[EXERCISE INPUT Boundary: Start]
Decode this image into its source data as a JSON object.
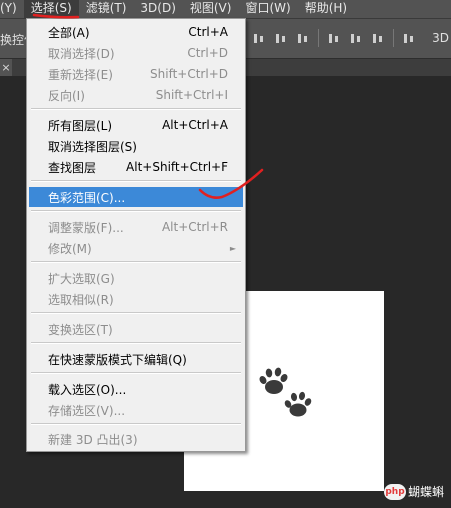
{
  "menubar": {
    "items": [
      "(Y)",
      "选择(S)",
      "滤镜(T)",
      "3D(D)",
      "视图(V)",
      "窗口(W)",
      "帮助(H)"
    ]
  },
  "options_bar": {
    "left_text": "换控件",
    "right_text": "3D"
  },
  "tab": {
    "close_glyph": "×"
  },
  "select_menu": {
    "groups": [
      [
        {
          "label": "全部(A)",
          "shortcut": "Ctrl+A",
          "enabled": true
        },
        {
          "label": "取消选择(D)",
          "shortcut": "Ctrl+D",
          "enabled": false
        },
        {
          "label": "重新选择(E)",
          "shortcut": "Shift+Ctrl+D",
          "enabled": false
        },
        {
          "label": "反向(I)",
          "shortcut": "Shift+Ctrl+I",
          "enabled": false
        }
      ],
      [
        {
          "label": "所有图层(L)",
          "shortcut": "Alt+Ctrl+A",
          "enabled": true
        },
        {
          "label": "取消选择图层(S)",
          "shortcut": "",
          "enabled": true
        },
        {
          "label": "查找图层",
          "shortcut": "Alt+Shift+Ctrl+F",
          "enabled": true
        }
      ],
      [
        {
          "label": "色彩范围(C)...",
          "shortcut": "",
          "enabled": true,
          "highlighted": true
        }
      ],
      [
        {
          "label": "调整蒙版(F)...",
          "shortcut": "Alt+Ctrl+R",
          "enabled": false
        },
        {
          "label": "修改(M)",
          "shortcut": "",
          "enabled": false,
          "submenu": true
        }
      ],
      [
        {
          "label": "扩大选取(G)",
          "shortcut": "",
          "enabled": false
        },
        {
          "label": "选取相似(R)",
          "shortcut": "",
          "enabled": false
        }
      ],
      [
        {
          "label": "变换选区(T)",
          "shortcut": "",
          "enabled": false
        }
      ],
      [
        {
          "label": "在快速蒙版模式下编辑(Q)",
          "shortcut": "",
          "enabled": true
        }
      ],
      [
        {
          "label": "载入选区(O)...",
          "shortcut": "",
          "enabled": true
        },
        {
          "label": "存储选区(V)...",
          "shortcut": "",
          "enabled": false
        }
      ],
      [
        {
          "label": "新建 3D 凸出(3)",
          "shortcut": "",
          "enabled": false
        }
      ]
    ],
    "submenu_arrow": "►"
  },
  "watermark": {
    "logo_text": "php",
    "text": "蝴蝶蝌"
  },
  "colors": {
    "highlight": "#3c89d8",
    "annotation": "#e02020",
    "menubar": "#535353",
    "workspace": "#282828"
  }
}
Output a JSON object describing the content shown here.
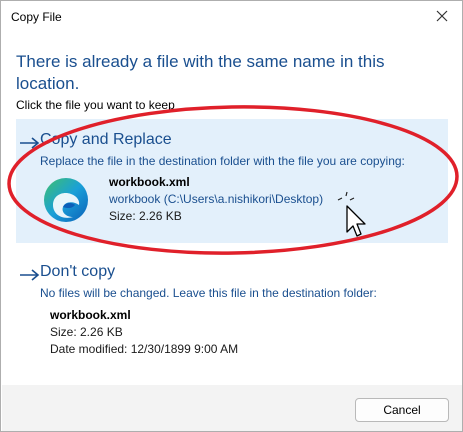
{
  "window": {
    "title": "Copy File"
  },
  "heading": "There is already a file with the same name in this location.",
  "instruction": "Click the file you want to keep",
  "options": [
    {
      "title": "Copy and Replace",
      "description": "Replace the file in the destination folder with the file you are copying:",
      "file": {
        "name": "workbook.xml",
        "path": "workbook (C:\\Users\\a.nishikori\\Desktop)",
        "size": "Size: 2.26 KB"
      },
      "icon": "edge-browser-icon"
    },
    {
      "title": "Don't copy",
      "description": "No files will be changed. Leave this file in the destination folder:",
      "file": {
        "name": "workbook.xml",
        "size": "Size: 2.26 KB",
        "date": "Date modified: 12/30/1899 9:00 AM"
      }
    }
  ],
  "buttons": {
    "cancel": "Cancel"
  },
  "colors": {
    "accent": "#1a4f8f",
    "highlight": "#e3f0fb",
    "annotation": "#e0202a"
  }
}
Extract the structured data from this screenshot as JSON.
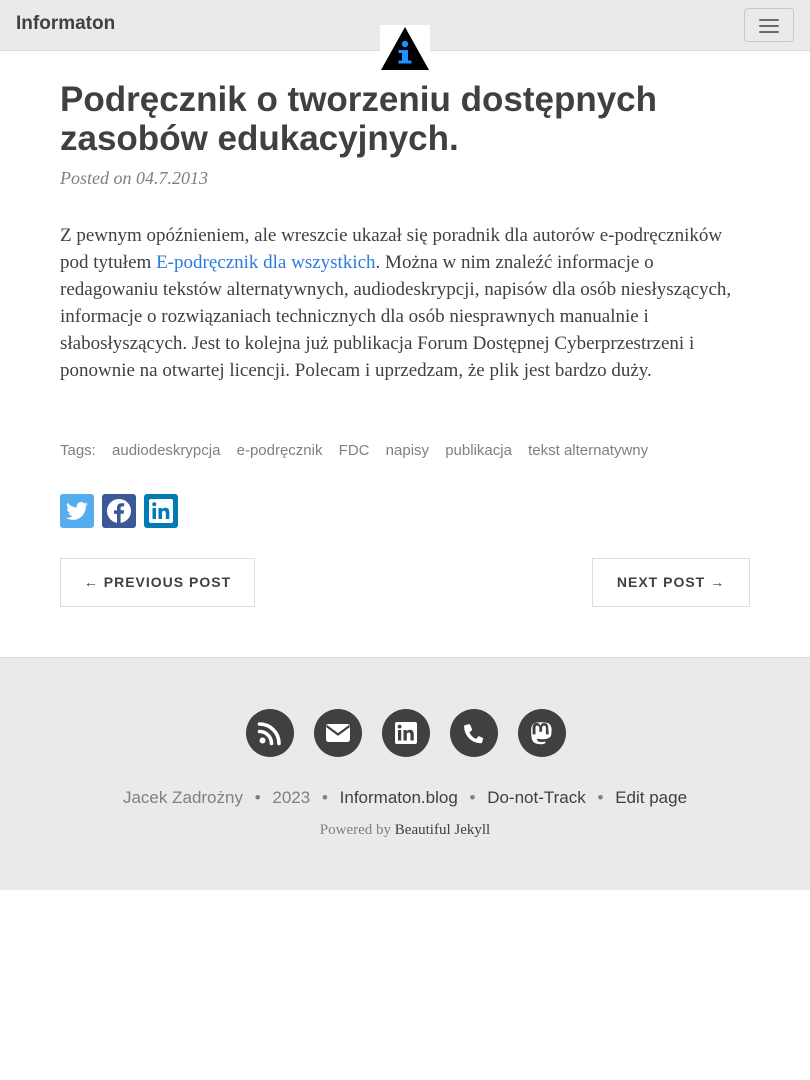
{
  "navbar": {
    "brand": "Informaton",
    "logo_icon": "info-logo-icon",
    "menu_icon": "hamburger-menu-icon"
  },
  "post": {
    "title": "Podręcznik o tworzeniu dostępnych zasobów edukacyjnych.",
    "meta": "Posted on 04.7.2013",
    "body_before_link": "Z pewnym opóźnieniem, ale wreszcie ukazał się poradnik dla autorów e-podręczników pod tytułem ",
    "body_link": "E-podręcznik dla wszystkich",
    "body_after_link": ". Można w nim znaleźć informacje o redagowaniu tekstów alternatywnych, audiodeskrypcji, napisów dla osób niesłyszących, informacje o rozwiązaniach technicznych dla osób niesprawnych manualnie i słabosłyszących. Jest to kolejna już publikacja Forum Dostępnej Cyberprzestrzeni i ponownie na otwartej licencji. Polecam i uprzedzam, że plik jest bardzo duży."
  },
  "tags": {
    "label": "Tags:",
    "items": [
      "audiodeskrypcja",
      "e-podręcznik",
      "FDC",
      "napisy",
      "publikacja",
      "tekst alternatywny"
    ]
  },
  "share": {
    "icons": [
      "twitter-icon",
      "facebook-icon",
      "linkedin-icon"
    ],
    "colors": {
      "twitter": "#55acee",
      "facebook": "#3b5998",
      "linkedin": "#007bb5"
    }
  },
  "pager": {
    "previous": "← PREVIOUS POST",
    "next": "NEXT POST →"
  },
  "footer": {
    "icons": [
      "rss-icon",
      "email-icon",
      "linkedin-icon",
      "phone-icon",
      "mastodon-icon"
    ],
    "author": "Jacek Zadrożny",
    "year": "2023",
    "site": "Informaton.blog",
    "dnt": "Do-not-Track",
    "edit": "Edit page",
    "powered_prefix": "Powered by",
    "powered_link": "Beautiful Jekyll"
  },
  "colors": {
    "text": "#404040",
    "muted": "#808080",
    "link": "#2a7ae2",
    "navbar_bg": "#eaeaea",
    "footer_bg": "#eaeaea"
  }
}
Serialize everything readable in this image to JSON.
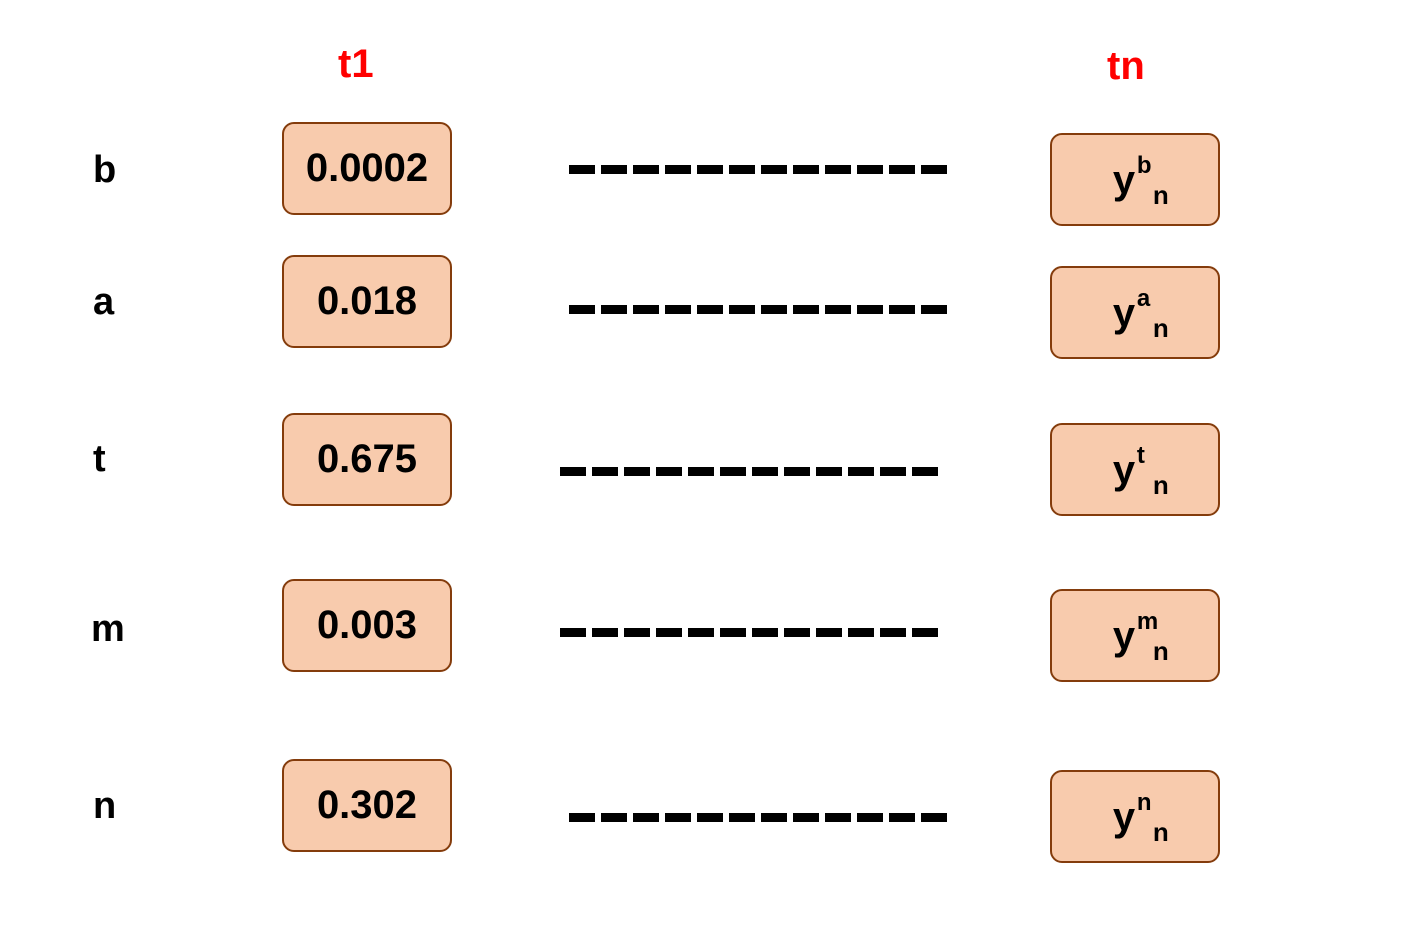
{
  "headers": {
    "first": "t1",
    "last": "tn"
  },
  "rows": [
    {
      "label": "b",
      "value": "0.0002",
      "y_base": "y",
      "y_sup": "b",
      "y_sub": "n"
    },
    {
      "label": "a",
      "value": "0.018",
      "y_base": "y",
      "y_sup": "a",
      "y_sub": "n"
    },
    {
      "label": "t",
      "value": "0.675",
      "y_base": "y",
      "y_sup": "t",
      "y_sub": "n"
    },
    {
      "label": "m",
      "value": "0.003",
      "y_base": "y",
      "y_sup": "m",
      "y_sub": "n"
    },
    {
      "label": "n",
      "value": "0.302",
      "y_base": "y",
      "y_sup": "n",
      "y_sub": "n"
    }
  ],
  "colors": {
    "header": "#ff0000",
    "box_fill": "#f8cbad",
    "box_border": "#843c0c"
  }
}
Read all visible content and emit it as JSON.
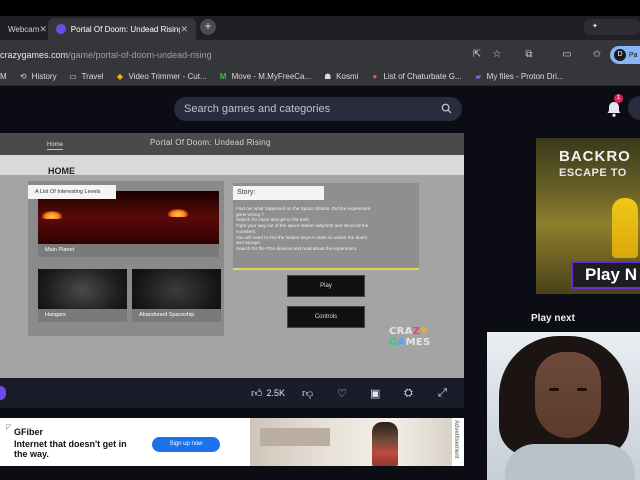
{
  "browser": {
    "tabs": [
      {
        "label": "Webcam"
      },
      {
        "label": "Portal Of Doom: Undead Rising"
      }
    ],
    "new_tab_symbol": "+",
    "close_symbol": "✕",
    "right_tab_label": "",
    "url_host": "crazygames.com",
    "url_path": "/game/portal-of-doom-undead-rising",
    "profile_initial": "D",
    "profile_name": "Pa",
    "bookmarks": [
      {
        "label": "M",
        "icon": "app-icon"
      },
      {
        "label": "History",
        "icon": "history-icon"
      },
      {
        "label": "Travel",
        "icon": "folder-icon"
      },
      {
        "label": "Video Trimmer - Cut...",
        "icon": "video-trimmer-icon"
      },
      {
        "label": "Move - M.MyFreeCa...",
        "icon": "m-icon"
      },
      {
        "label": "Kosmi",
        "icon": "kosmi-icon"
      },
      {
        "label": "List of Chaturbate G...",
        "icon": "list-icon"
      },
      {
        "label": "My files - Proton Dri...",
        "icon": "folder-icon"
      }
    ]
  },
  "site": {
    "search_placeholder": "Search games and categories",
    "notification_count": "1"
  },
  "game": {
    "title": "Portal Of Doom: Undead Rising",
    "home_tab": "Home",
    "home_heading": "HOME",
    "levels_label": "A List Of Interesting Levels",
    "levels": [
      {
        "name": "Main Planet"
      },
      {
        "name": "Hangars"
      },
      {
        "name": "Abandoned Spaceship"
      }
    ],
    "story_title": "Story:",
    "story_lines": [
      "Find out what happened on the Space Station. Did the experiment",
      "gone wrong ?",
      "Search for clues and get to the truth.",
      "Fight your way out of the space station labyrinth and shoot all the",
      "monsters.",
      "You will need to find the hidden keys in order to unlock the doors",
      "and escape.",
      "Search for the PDA devices and read about the experiment."
    ],
    "play_label": "Play",
    "controls_label": "Controls",
    "logo_letters": [
      "C",
      "R",
      "A",
      "Z",
      "Y",
      " ",
      "G",
      "A",
      "M",
      "E",
      "S"
    ]
  },
  "toolbar": {
    "likes": "2.5K"
  },
  "ad": {
    "brand": "GFiber",
    "headline": "Internet that doesn't get in the way.",
    "cta": "Sign up now",
    "side_label": "Advertisement"
  },
  "sidebar": {
    "promo_title_line1": "BACKRO",
    "promo_title_line2": "ESCAPE TO",
    "promo_play": "Play N",
    "play_next": "Play next"
  },
  "colors": {
    "site_bg": "#0c0d14",
    "accent_purple": "#6c4cf0",
    "ad_cta_blue": "#1a73e8"
  }
}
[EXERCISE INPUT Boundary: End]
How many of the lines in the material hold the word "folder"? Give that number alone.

4